▶ Problem description: Write out all of the entries, matching the original exactly.

▶ Supplied data:
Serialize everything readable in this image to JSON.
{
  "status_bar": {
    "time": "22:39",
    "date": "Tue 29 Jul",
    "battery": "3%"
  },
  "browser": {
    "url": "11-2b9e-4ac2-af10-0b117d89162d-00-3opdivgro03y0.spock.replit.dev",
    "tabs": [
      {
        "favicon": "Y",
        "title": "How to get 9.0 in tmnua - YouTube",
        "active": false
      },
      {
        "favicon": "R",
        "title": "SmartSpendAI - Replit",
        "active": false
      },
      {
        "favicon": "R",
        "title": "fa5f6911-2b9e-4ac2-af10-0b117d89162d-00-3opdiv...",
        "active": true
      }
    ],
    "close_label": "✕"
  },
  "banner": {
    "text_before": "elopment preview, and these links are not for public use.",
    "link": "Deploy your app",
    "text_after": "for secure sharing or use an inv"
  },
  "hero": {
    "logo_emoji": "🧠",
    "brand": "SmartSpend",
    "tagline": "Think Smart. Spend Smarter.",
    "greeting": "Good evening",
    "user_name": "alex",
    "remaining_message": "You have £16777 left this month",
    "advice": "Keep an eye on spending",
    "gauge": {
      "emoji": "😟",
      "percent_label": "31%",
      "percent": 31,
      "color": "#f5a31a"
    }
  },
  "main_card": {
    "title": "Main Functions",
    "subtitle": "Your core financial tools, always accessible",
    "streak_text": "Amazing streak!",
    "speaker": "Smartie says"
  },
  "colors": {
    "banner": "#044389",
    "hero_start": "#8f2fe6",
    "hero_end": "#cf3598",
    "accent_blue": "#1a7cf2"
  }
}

▶ Task solution:
Serialize everything readable in this image to JSON.
{
  "status_bar": {
    "time": "22:39",
    "date": "Tue 29 Jul",
    "battery": "3%"
  },
  "browser": {
    "url": "11-2b9e-4ac2-af10-0b117d89162d-00-3opdivgro03y0.spock.replit.dev",
    "tabs": [
      {
        "favicon": "Y",
        "title": "How to get 9.0 in tmnua - YouTube",
        "active": false
      },
      {
        "favicon": "R",
        "title": "SmartSpendAI - Replit",
        "active": false
      },
      {
        "favicon": "R",
        "title": "fa5f6911-2b9e-4ac2-af10-0b117d89162d-00-3opdiv...",
        "active": true
      }
    ],
    "close_label": "✕"
  },
  "banner": {
    "text_before": "elopment preview, and these links are not for public use.",
    "link": "Deploy your app",
    "text_after": "for secure sharing or use an inv"
  },
  "hero": {
    "logo_emoji": "🧠",
    "brand": "SmartSpend",
    "tagline": "Think Smart. Spend Smarter.",
    "greeting": "Good evening",
    "user_name": "alex",
    "remaining_message": "You have £16777 left this month",
    "advice": "Keep an eye on spending",
    "gauge": {
      "emoji": "😟",
      "percent_label": "31%",
      "percent": 31,
      "color": "#f5a31a"
    }
  },
  "main_card": {
    "title": "Main Functions",
    "subtitle": "Your core financial tools, always accessible",
    "streak_text": "Amazing streak!",
    "speaker": "Smartie says"
  },
  "colors": {
    "banner": "#044389",
    "hero_start": "#8f2fe6",
    "hero_end": "#cf3598",
    "accent_blue": "#1a7cf2"
  }
}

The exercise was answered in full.